*Activity*. Everything in the entries except the pictures should be copied exactly.
------------------------------------------------------------------------
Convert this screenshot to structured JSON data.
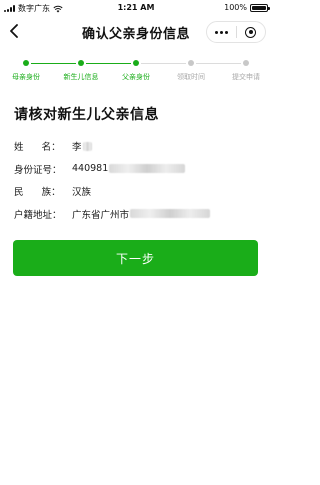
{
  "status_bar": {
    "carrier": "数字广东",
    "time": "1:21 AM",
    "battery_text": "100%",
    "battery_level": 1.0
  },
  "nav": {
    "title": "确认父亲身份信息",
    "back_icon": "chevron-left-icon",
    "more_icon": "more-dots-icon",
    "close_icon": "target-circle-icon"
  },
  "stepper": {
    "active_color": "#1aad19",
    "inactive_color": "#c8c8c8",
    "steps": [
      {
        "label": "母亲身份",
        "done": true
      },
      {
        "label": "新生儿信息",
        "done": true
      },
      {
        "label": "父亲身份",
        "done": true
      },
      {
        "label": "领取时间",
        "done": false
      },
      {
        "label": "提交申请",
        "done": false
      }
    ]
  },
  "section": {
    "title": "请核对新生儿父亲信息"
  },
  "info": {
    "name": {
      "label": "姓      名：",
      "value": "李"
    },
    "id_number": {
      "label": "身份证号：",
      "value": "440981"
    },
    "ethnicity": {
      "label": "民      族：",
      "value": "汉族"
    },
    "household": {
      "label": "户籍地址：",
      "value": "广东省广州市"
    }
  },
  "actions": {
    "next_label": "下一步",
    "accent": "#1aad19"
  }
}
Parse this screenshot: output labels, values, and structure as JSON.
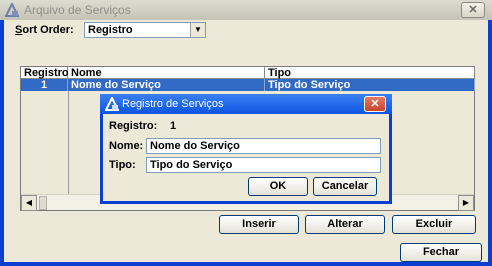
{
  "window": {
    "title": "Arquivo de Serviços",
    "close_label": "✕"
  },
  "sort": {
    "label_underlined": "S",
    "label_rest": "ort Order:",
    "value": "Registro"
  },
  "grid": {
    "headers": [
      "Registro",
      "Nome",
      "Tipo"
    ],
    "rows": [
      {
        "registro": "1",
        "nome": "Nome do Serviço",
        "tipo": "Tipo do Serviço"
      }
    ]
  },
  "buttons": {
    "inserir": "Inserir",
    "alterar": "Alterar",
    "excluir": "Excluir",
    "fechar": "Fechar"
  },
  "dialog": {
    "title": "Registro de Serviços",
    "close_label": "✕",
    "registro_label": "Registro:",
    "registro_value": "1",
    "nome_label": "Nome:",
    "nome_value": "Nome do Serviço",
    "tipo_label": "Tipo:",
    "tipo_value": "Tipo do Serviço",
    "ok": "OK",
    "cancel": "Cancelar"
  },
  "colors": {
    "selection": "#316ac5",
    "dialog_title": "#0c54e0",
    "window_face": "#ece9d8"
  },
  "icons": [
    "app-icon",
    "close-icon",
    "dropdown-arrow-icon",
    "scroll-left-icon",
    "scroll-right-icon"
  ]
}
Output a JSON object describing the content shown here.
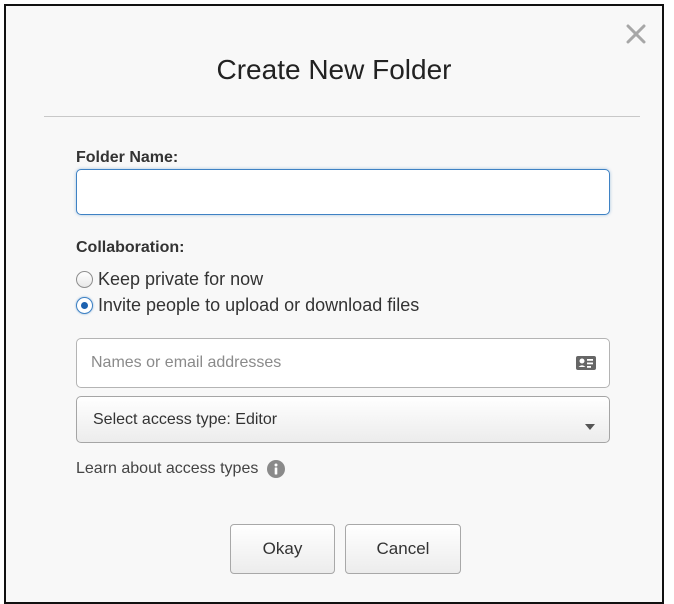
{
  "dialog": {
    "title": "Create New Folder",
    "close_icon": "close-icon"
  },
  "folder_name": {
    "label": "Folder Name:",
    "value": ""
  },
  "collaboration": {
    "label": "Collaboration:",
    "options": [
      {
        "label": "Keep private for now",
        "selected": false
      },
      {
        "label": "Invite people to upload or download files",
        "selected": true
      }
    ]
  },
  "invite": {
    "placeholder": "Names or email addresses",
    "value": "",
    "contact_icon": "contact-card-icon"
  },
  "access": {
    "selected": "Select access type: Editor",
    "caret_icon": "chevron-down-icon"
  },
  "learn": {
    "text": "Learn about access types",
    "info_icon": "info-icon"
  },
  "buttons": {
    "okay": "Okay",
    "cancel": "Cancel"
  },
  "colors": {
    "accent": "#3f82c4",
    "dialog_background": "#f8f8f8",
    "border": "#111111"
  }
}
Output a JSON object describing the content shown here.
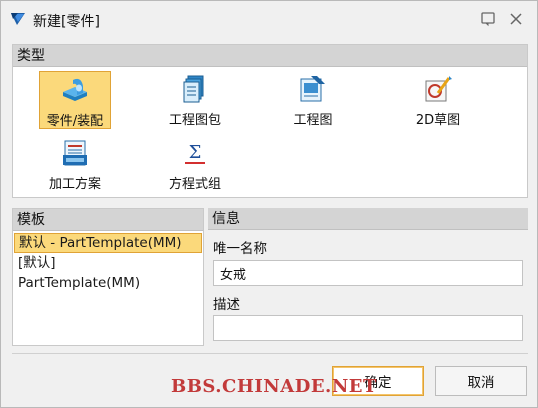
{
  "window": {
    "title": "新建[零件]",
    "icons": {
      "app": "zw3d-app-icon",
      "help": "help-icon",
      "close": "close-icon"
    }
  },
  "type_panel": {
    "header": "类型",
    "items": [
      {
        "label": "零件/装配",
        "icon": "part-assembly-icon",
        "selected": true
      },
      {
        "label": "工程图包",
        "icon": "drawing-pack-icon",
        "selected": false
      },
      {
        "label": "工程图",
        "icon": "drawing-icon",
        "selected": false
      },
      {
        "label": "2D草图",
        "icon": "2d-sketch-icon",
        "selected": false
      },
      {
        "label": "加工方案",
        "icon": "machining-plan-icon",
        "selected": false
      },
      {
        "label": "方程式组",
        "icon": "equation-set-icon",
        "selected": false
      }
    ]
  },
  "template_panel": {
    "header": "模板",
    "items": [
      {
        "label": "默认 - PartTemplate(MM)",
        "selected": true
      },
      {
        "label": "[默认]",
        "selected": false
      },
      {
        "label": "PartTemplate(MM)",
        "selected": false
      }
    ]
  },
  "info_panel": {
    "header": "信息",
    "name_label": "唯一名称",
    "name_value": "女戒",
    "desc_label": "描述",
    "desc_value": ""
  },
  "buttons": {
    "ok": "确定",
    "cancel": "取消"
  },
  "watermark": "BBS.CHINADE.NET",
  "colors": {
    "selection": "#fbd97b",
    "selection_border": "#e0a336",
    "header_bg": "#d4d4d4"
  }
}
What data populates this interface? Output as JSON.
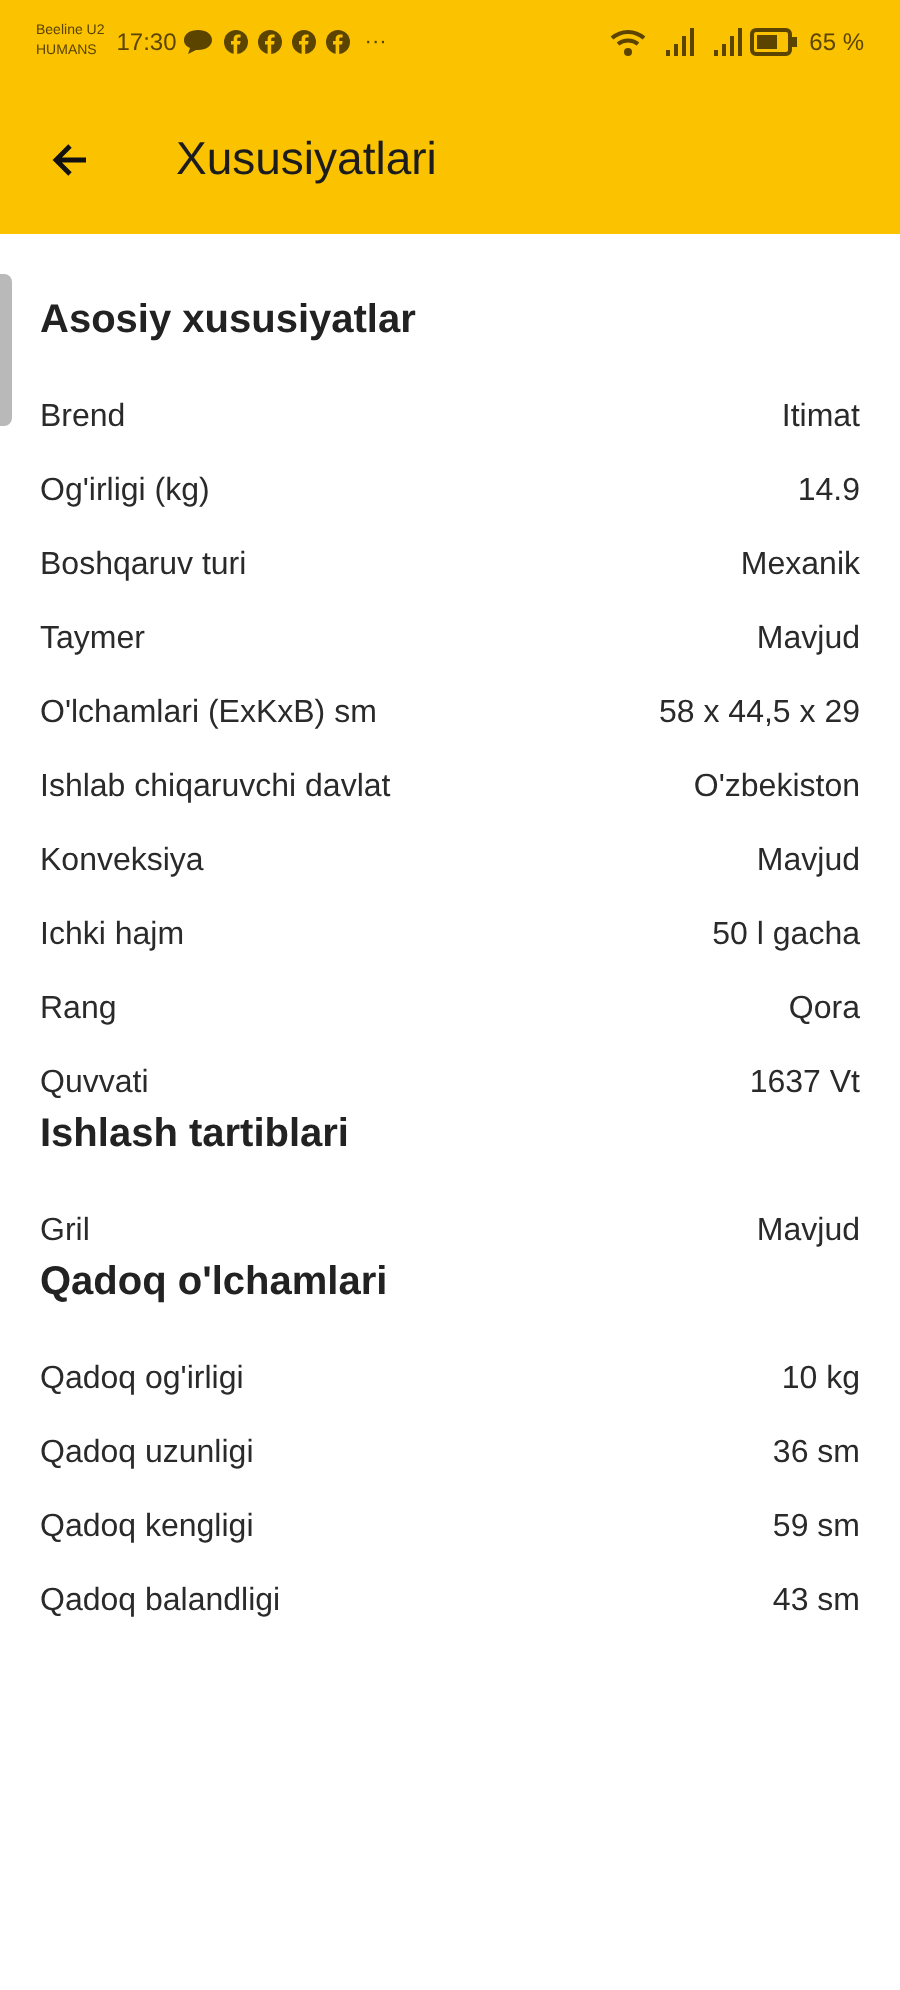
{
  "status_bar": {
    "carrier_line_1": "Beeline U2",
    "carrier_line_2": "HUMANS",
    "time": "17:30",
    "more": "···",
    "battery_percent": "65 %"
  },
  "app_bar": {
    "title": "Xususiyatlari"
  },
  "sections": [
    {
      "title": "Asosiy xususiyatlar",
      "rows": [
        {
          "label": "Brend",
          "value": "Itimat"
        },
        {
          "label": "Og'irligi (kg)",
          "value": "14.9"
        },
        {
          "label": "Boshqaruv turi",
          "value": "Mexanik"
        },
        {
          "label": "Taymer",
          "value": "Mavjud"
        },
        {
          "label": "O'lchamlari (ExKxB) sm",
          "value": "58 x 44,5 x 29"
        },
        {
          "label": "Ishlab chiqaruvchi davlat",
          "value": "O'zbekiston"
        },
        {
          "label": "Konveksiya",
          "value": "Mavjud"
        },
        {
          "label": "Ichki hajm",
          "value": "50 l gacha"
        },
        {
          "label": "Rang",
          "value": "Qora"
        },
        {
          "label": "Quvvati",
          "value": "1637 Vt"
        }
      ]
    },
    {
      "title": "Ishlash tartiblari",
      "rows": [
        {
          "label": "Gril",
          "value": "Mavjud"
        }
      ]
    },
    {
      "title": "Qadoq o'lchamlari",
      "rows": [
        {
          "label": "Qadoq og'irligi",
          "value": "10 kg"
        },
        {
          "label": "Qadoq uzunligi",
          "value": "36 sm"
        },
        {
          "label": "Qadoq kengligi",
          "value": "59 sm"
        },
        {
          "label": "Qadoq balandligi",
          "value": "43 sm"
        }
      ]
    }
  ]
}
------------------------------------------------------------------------
*Output below*.
Convert this screenshot to structured JSON data.
{
  "status_bar": {
    "carrier": "数字广东",
    "time": "1:21 AM",
    "battery_text": "100%",
    "battery_level": 1.0
  },
  "nav": {
    "title": "确认父亲身份信息",
    "back_icon": "chevron-left-icon",
    "more_icon": "more-dots-icon",
    "close_icon": "target-circle-icon"
  },
  "stepper": {
    "active_color": "#1aad19",
    "inactive_color": "#c8c8c8",
    "steps": [
      {
        "label": "母亲身份",
        "done": true
      },
      {
        "label": "新生儿信息",
        "done": true
      },
      {
        "label": "父亲身份",
        "done": true
      },
      {
        "label": "领取时间",
        "done": false
      },
      {
        "label": "提交申请",
        "done": false
      }
    ]
  },
  "section": {
    "title": "请核对新生儿父亲信息"
  },
  "info": {
    "name": {
      "label": "姓      名：",
      "value": "李"
    },
    "id_number": {
      "label": "身份证号：",
      "value": "440981"
    },
    "ethnicity": {
      "label": "民      族：",
      "value": "汉族"
    },
    "household": {
      "label": "户籍地址：",
      "value": "广东省广州市"
    }
  },
  "actions": {
    "next_label": "下一步",
    "accent": "#1aad19"
  }
}
Parse this screenshot: output labels, values, and structure as JSON.
{
  "window": {
    "title": "Arquivo de Serviços",
    "close_label": "✕"
  },
  "sort": {
    "label_underlined": "S",
    "label_rest": "ort Order:",
    "value": "Registro"
  },
  "grid": {
    "headers": [
      "Registro",
      "Nome",
      "Tipo"
    ],
    "rows": [
      {
        "registro": "1",
        "nome": "Nome do Serviço",
        "tipo": "Tipo do Serviço"
      }
    ]
  },
  "buttons": {
    "inserir": "Inserir",
    "alterar": "Alterar",
    "excluir": "Excluir",
    "fechar": "Fechar"
  },
  "dialog": {
    "title": "Registro de Serviços",
    "close_label": "✕",
    "registro_label": "Registro:",
    "registro_value": "1",
    "nome_label": "Nome:",
    "nome_value": "Nome do Serviço",
    "tipo_label": "Tipo:",
    "tipo_value": "Tipo do Serviço",
    "ok": "OK",
    "cancel": "Cancelar"
  },
  "colors": {
    "selection": "#316ac5",
    "dialog_title": "#0c54e0",
    "window_face": "#ece9d8"
  },
  "icons": [
    "app-icon",
    "close-icon",
    "dropdown-arrow-icon",
    "scroll-left-icon",
    "scroll-right-icon"
  ]
}
Output a JSON object describing the content shown here.
{
  "dialog": {
    "title": "Create New Folder",
    "close_icon": "close-icon"
  },
  "folder_name": {
    "label": "Folder Name:",
    "value": ""
  },
  "collaboration": {
    "label": "Collaboration:",
    "options": [
      {
        "label": "Keep private for now",
        "selected": false
      },
      {
        "label": "Invite people to upload or download files",
        "selected": true
      }
    ]
  },
  "invite": {
    "placeholder": "Names or email addresses",
    "value": "",
    "contact_icon": "contact-card-icon"
  },
  "access": {
    "selected": "Select access type: Editor",
    "caret_icon": "chevron-down-icon"
  },
  "learn": {
    "text": "Learn about access types",
    "info_icon": "info-icon"
  },
  "buttons": {
    "okay": "Okay",
    "cancel": "Cancel"
  },
  "colors": {
    "accent": "#3f82c4",
    "dialog_background": "#f8f8f8",
    "border": "#111111"
  }
}
Output a JSON object describing the content shown here.
{
  "window": {
    "title": "新建[零件]",
    "icons": {
      "app": "zw3d-app-icon",
      "help": "help-icon",
      "close": "close-icon"
    }
  },
  "type_panel": {
    "header": "类型",
    "items": [
      {
        "label": "零件/装配",
        "icon": "part-assembly-icon",
        "selected": true
      },
      {
        "label": "工程图包",
        "icon": "drawing-pack-icon",
        "selected": false
      },
      {
        "label": "工程图",
        "icon": "drawing-icon",
        "selected": false
      },
      {
        "label": "2D草图",
        "icon": "2d-sketch-icon",
        "selected": false
      },
      {
        "label": "加工方案",
        "icon": "machining-plan-icon",
        "selected": false
      },
      {
        "label": "方程式组",
        "icon": "equation-set-icon",
        "selected": false
      }
    ]
  },
  "template_panel": {
    "header": "模板",
    "items": [
      {
        "label": "默认 - PartTemplate(MM)",
        "selected": true
      },
      {
        "label": "[默认]",
        "selected": false
      },
      {
        "label": "PartTemplate(MM)",
        "selected": false
      }
    ]
  },
  "info_panel": {
    "header": "信息",
    "name_label": "唯一名称",
    "name_value": "女戒",
    "desc_label": "描述",
    "desc_value": ""
  },
  "buttons": {
    "ok": "确定",
    "cancel": "取消"
  },
  "watermark": "BBS.CHINADE.NET",
  "colors": {
    "selection": "#fbd97b",
    "selection_border": "#e0a336",
    "header_bg": "#d4d4d4"
  }
}
What data populates this interface? Output as JSON.
{
  "status_bar": {
    "carrier_line_1": "Beeline U2",
    "carrier_line_2": "HUMANS",
    "time": "17:30",
    "more": "···",
    "battery_percent": "65 %"
  },
  "app_bar": {
    "title": "Xususiyatlari"
  },
  "sections": [
    {
      "title": "Asosiy xususiyatlar",
      "rows": [
        {
          "label": "Brend",
          "value": "Itimat"
        },
        {
          "label": "Og'irligi (kg)",
          "value": "14.9"
        },
        {
          "label": "Boshqaruv turi",
          "value": "Mexanik"
        },
        {
          "label": "Taymer",
          "value": "Mavjud"
        },
        {
          "label": "O'lchamlari (ExKxB) sm",
          "value": "58 x 44,5 x 29"
        },
        {
          "label": "Ishlab chiqaruvchi davlat",
          "value": "O'zbekiston"
        },
        {
          "label": "Konveksiya",
          "value": "Mavjud"
        },
        {
          "label": "Ichki hajm",
          "value": "50 l gacha"
        },
        {
          "label": "Rang",
          "value": "Qora"
        },
        {
          "label": "Quvvati",
          "value": "1637 Vt"
        }
      ]
    },
    {
      "title": "Ishlash tartiblari",
      "rows": [
        {
          "label": "Gril",
          "value": "Mavjud"
        }
      ]
    },
    {
      "title": "Qadoq o'lchamlari",
      "rows": [
        {
          "label": "Qadoq og'irligi",
          "value": "10 kg"
        },
        {
          "label": "Qadoq uzunligi",
          "value": "36 sm"
        },
        {
          "label": "Qadoq kengligi",
          "value": "59 sm"
        },
        {
          "label": "Qadoq balandligi",
          "value": "43 sm"
        }
      ]
    }
  ]
}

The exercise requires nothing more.